Data records for software interfaces:

::::

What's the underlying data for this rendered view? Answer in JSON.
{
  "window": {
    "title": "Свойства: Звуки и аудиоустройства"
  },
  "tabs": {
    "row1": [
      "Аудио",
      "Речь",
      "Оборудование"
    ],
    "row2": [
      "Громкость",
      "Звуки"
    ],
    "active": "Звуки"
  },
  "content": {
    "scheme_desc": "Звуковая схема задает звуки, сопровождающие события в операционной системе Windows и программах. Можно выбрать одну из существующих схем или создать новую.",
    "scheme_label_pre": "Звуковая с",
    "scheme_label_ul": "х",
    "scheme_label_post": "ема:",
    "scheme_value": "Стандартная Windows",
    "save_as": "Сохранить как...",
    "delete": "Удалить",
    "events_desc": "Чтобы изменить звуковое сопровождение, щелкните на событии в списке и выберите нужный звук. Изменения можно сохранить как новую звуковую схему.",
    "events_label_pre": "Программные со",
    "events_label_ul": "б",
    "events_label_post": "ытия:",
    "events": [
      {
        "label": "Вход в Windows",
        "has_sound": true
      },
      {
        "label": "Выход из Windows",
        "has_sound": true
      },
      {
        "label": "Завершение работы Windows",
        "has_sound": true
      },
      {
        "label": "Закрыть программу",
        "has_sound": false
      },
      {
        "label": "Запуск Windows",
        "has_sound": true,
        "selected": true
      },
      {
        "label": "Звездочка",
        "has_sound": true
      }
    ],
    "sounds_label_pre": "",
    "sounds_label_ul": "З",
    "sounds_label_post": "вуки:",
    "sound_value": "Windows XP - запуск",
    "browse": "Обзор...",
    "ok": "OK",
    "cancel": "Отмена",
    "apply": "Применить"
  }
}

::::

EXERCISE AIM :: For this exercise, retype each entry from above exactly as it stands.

FINAL ANSWER ::
What's the underlying data for this rendered view? Answer in JSON.
{
  "window": {
    "title": "Свойства: Звуки и аудиоустройства"
  },
  "tabs": {
    "row1": [
      "Аудио",
      "Речь",
      "Оборудование"
    ],
    "row2": [
      "Громкость",
      "Звуки"
    ],
    "active": "Звуки"
  },
  "content": {
    "scheme_desc": "Звуковая схема задает звуки, сопровождающие события в операционной системе Windows и программах. Можно выбрать одну из существующих схем или создать новую.",
    "scheme_label_pre": "Звуковая с",
    "scheme_label_ul": "х",
    "scheme_label_post": "ема:",
    "scheme_value": "Стандартная Windows",
    "save_as": "Сохранить как...",
    "delete": "Удалить",
    "events_desc": "Чтобы изменить звуковое сопровождение, щелкните на событии в списке и выберите нужный звук. Изменения можно сохранить как новую звуковую схему.",
    "events_label_pre": "Программные со",
    "events_label_ul": "б",
    "events_label_post": "ытия:",
    "events": [
      {
        "label": "Вход в Windows",
        "has_sound": true
      },
      {
        "label": "Выход из Windows",
        "has_sound": true
      },
      {
        "label": "Завершение работы Windows",
        "has_sound": true
      },
      {
        "label": "Закрыть программу",
        "has_sound": false
      },
      {
        "label": "Запуск Windows",
        "has_sound": true,
        "selected": true
      },
      {
        "label": "Звездочка",
        "has_sound": true
      }
    ],
    "sounds_label_pre": "",
    "sounds_label_ul": "З",
    "sounds_label_post": "вуки:",
    "sound_value": "Windows XP - запуск",
    "browse": "Обзор...",
    "ok": "OK",
    "cancel": "Отмена",
    "apply": "Применить"
  }
}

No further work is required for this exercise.